Following the Trends in Ebola Money
Although Ebola is fading from public attention, it is very much on our minds here at CDP. We continue to undertake research, speak to NGO leaders and provide new material on our web site. We also have an important webinar scheduled for December 3. As in any disaster, we are thinking long-term about the humanitarian needs of vulnerable populations as well as the negative effects the pandemic is having on the health, educational, agricultural, and economic systems. This is a situation that will require our philanthropic attention for a long time to come.
What do we make of Ebola and philanthropy?
For us here at the Center for Disaster Philanthropy the issue began with an interview with National Public Radio. It was a good story and was well researched. The theme was that the public wasn’t donating very much to Ebola-related activities. I said that was in part due to the fact that Ebola isn’t an “event” – like Sandy or Katrina or even last year’s Cyclone Haiyan. It’s slowly evolving and complicated. Over the next month or so, CDP staff fielded another half dozen or so media inquiries, all on some variation of “lack of donor interest” – even from such unlikely sources as television reporters from Bogata, Columbia, and a Chinese business channel. You can read all of them HERE.
As the story evolved, our perspective evolved as well.
First, some parts of philanthropy DID respond. And in a big way – with nearly $350 million contributed so far. The Paul G. Allen Foundation has now donated over $100 million dollars and is devising ways to encourage more giving. The Bill and Melinda Gates donated $50 million. Facebook CEO Mark Zuckerberg and his wife, Priscilla Chan, gave $25 million. This week, Google announced that its CEO, Larry Page, and the company will donate $25 million to the efforts and the company will give at least $10 million in matching grants. American corporations have donated tens of millions of dollars in product and services.

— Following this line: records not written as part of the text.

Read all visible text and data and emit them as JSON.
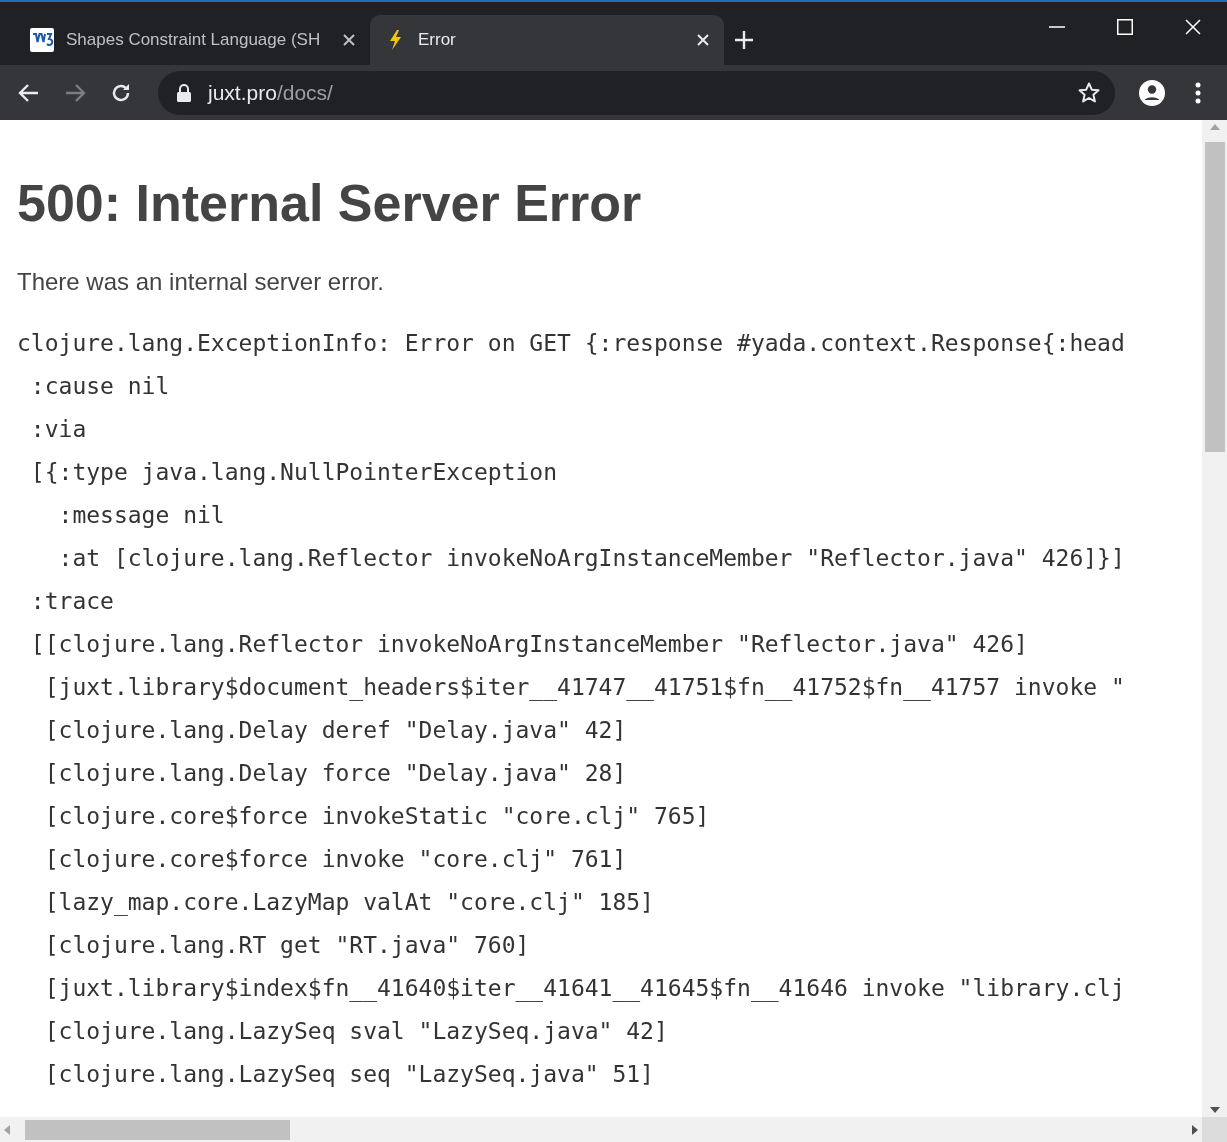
{
  "tabs": [
    {
      "title": "Shapes Constraint Language (SH",
      "kind": "w3c",
      "selected": false
    },
    {
      "title": "Error",
      "kind": "bolt",
      "selected": true
    }
  ],
  "address_bar": {
    "host": "juxt.pro",
    "path": "/docs/"
  },
  "navigation": {
    "back_disabled": false,
    "forward_disabled": true
  },
  "page": {
    "heading": "500: Internal Server Error",
    "message": "There was an internal server error.",
    "trace_lines": [
      "clojure.lang.ExceptionInfo: Error on GET {:response #yada.context.Response{:head",
      " :cause nil",
      " :via",
      " [{:type java.lang.NullPointerException",
      "   :message nil",
      "   :at [clojure.lang.Reflector invokeNoArgInstanceMember \"Reflector.java\" 426]}]",
      " :trace",
      " [[clojure.lang.Reflector invokeNoArgInstanceMember \"Reflector.java\" 426]",
      "  [juxt.library$document_headers$iter__41747__41751$fn__41752$fn__41757 invoke \"",
      "  [clojure.lang.Delay deref \"Delay.java\" 42]",
      "  [clojure.lang.Delay force \"Delay.java\" 28]",
      "  [clojure.core$force invokeStatic \"core.clj\" 765]",
      "  [clojure.core$force invoke \"core.clj\" 761]",
      "  [lazy_map.core.LazyMap valAt \"core.clj\" 185]",
      "  [clojure.lang.RT get \"RT.java\" 760]",
      "  [juxt.library$index$fn__41640$iter__41641__41645$fn__41646 invoke \"library.clj",
      "  [clojure.lang.LazySeq sval \"LazySeq.java\" 42]",
      "  [clojure.lang.LazySeq seq \"LazySeq.java\" 51]"
    ]
  }
}
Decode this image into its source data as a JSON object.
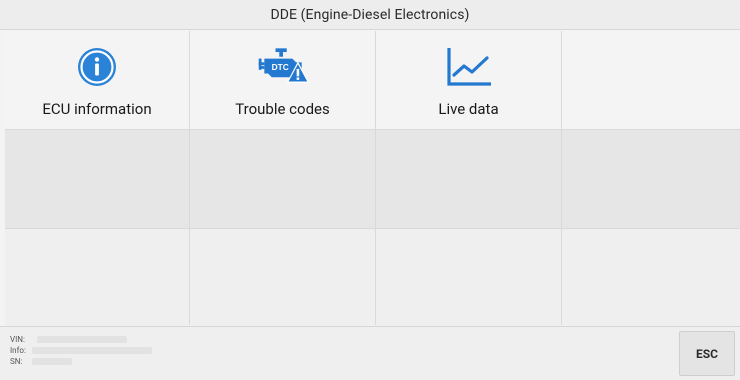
{
  "header": {
    "title": "DDE (Engine-Diesel Electronics)"
  },
  "functions": [
    {
      "label": "ECU information",
      "icon": "info-circle-icon"
    },
    {
      "label": "Trouble codes",
      "icon": "dtc-engine-warning-icon",
      "icon_text": "DTC"
    },
    {
      "label": "Live data",
      "icon": "line-chart-icon"
    }
  ],
  "footer": {
    "vin_label": "VIN:",
    "info_label": "Info:",
    "sn_label": "SN:",
    "esc_label": "ESC"
  },
  "colors": {
    "accent": "#2b7fd4",
    "icon_blue": "#2378cf"
  }
}
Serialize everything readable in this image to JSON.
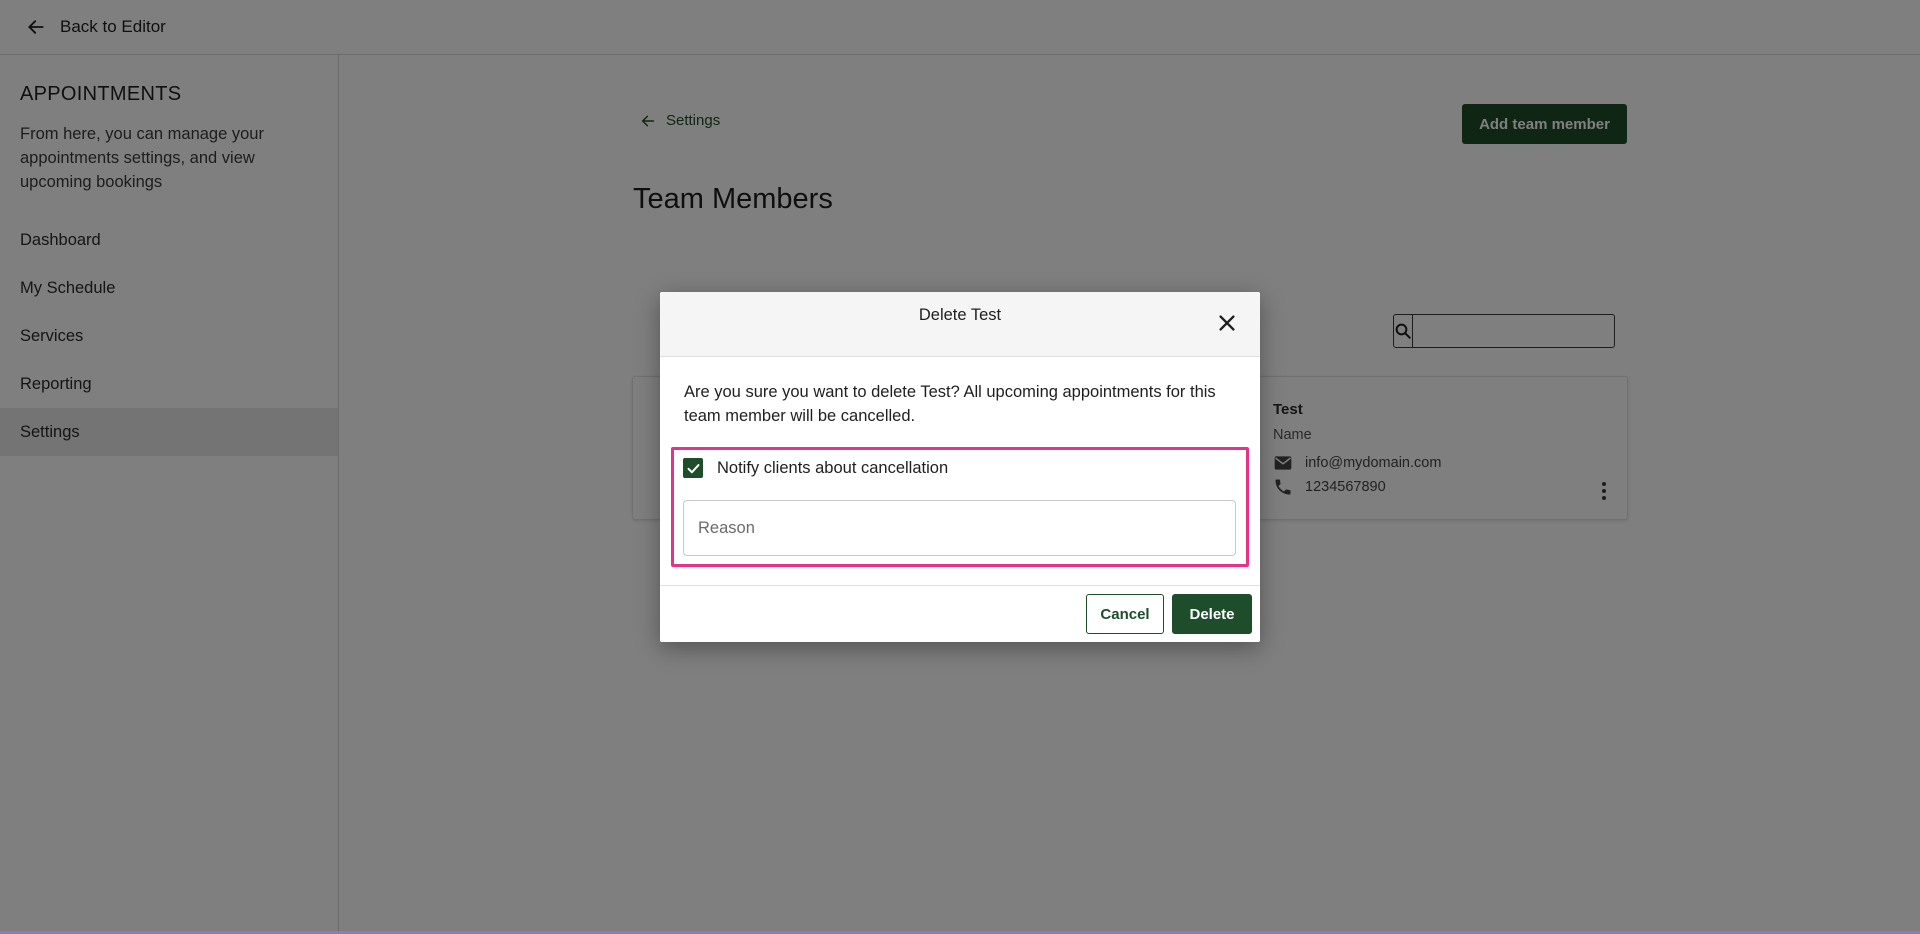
{
  "topbar": {
    "back_label": "Back to Editor"
  },
  "sidebar": {
    "title": "APPOINTMENTS",
    "description": "From here, you can manage your appointments settings, and view upcoming bookings",
    "items": [
      {
        "label": "Dashboard",
        "active": false
      },
      {
        "label": "My Schedule",
        "active": false
      },
      {
        "label": "Services",
        "active": false
      },
      {
        "label": "Reporting",
        "active": false
      },
      {
        "label": "Settings",
        "active": true
      }
    ]
  },
  "main": {
    "back_link_label": "Settings",
    "add_button_label": "Add team member",
    "page_title": "Team Members",
    "search": {
      "value": "",
      "placeholder": ""
    },
    "member": {
      "name": "Test",
      "role": "Name",
      "email": "info@mydomain.com",
      "phone": "1234567890"
    }
  },
  "dialog": {
    "title": "Delete Test",
    "message": "Are you sure you want to delete Test? All upcoming appointments for this team member will be cancelled.",
    "notify_label": "Notify clients about cancellation",
    "notify_checked": true,
    "reason_placeholder": "Reason",
    "reason_value": "",
    "cancel_label": "Cancel",
    "delete_label": "Delete"
  },
  "colors": {
    "brand_green": "#1e4d2b",
    "highlight_pink": "#e6338a",
    "overlay": "rgba(0,0,0,0.5)"
  },
  "icons": {
    "back": "arrow-left-icon",
    "search": "search-icon",
    "email": "mail-icon",
    "phone": "phone-icon",
    "menu": "kebab-icon",
    "close": "close-icon",
    "check": "check-icon"
  }
}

Second, what is still missing from the money story in a major way are the contributions from average-sized foundations and individual donors. Here’s where we think the “slowly evolving” nature of Ebola enters in. The current Ebola situation is the result of a collapsing public health system, frequent outbreaks over the last decade, and lack of world attention to find a cure. Those are topics that usually aren’t the subject of most foundation and individual givers. As Michael Specter observed in a column last week, “our response to pandemics has become predictable: first, there is panic. Then we forget.” Donors have been slow to respond to other similar crises such as the Syrian refugee crisis and the drought in the Sahel. Both the Paul G. Allen Foundation and the matching grants from Google are trying to spur individual funder activity. The results of this effort will be carefully watched by the CDP team to see if they are successful.
Third, lets not forget the generous contributions of the American taxpayer to this crisis. When the outbreak became a world news item, President Obama declared it a threat to national security and announced he was sending 3,000 troops, including engineers and medical personnel, and building 17 treatment centers. Recently he asked Congress for an additional $6.18 billion in new emergency funds this fiscal year. The United States is one of the largest contributors among governments and multi-national organizations to the pandemic response effort.
Finally, we need to understand the role of the media. Media coverage fuels donations to disasters. Unlike a tornado or hurricane, the Ebola crisis is a challenging one for the media to cover. The stories are taking place thousands of miles away. Access to the affected sites is understandably difficult. It can at times be a dangerous environment for reporters and camera crews. Coverage has ebbed and flowed. Initially, it looked like media coverage might encourage more donations since Americans tend to pay more attention when they can make a direct connection to a story, such as a patient dying in a Dallas hospital or a New York doctor riding the subways. But coverage seemed to veer more towards heat than light after a while, causing hysteria that even spilled over into the recent elections. The Director of the Rutgers-Eagleton poll, which surveyed New Jersey residents on Ebola issues, observed, “the tone of the coverage seems to be increasing fear while not improving understanding,”
I’ll end my blog the same way I began. The Ebola crisis is far from over. We haven’t eradicated the disease, only slowed down its’ spread. At least three countries in West Africa are now in ruins, with their public health systems not functioning and economies in tatters. The epidemic is leaving many orphans, disrupting schooling, and causing enormous humanitarian challenges that will require government support and philanthropic attention for years to come. A New Yorker cartoon neatly summed up one potential response to this catastrophe. It shows a couple watching TV. One turns to the other and says “they haven’t said a thing about Ebola all week – the epidemic must be over.”
I’m hoping the American philanthropic community rises to the occasion and recognizes that responding to a disaster doesn’t end once the newscast is over.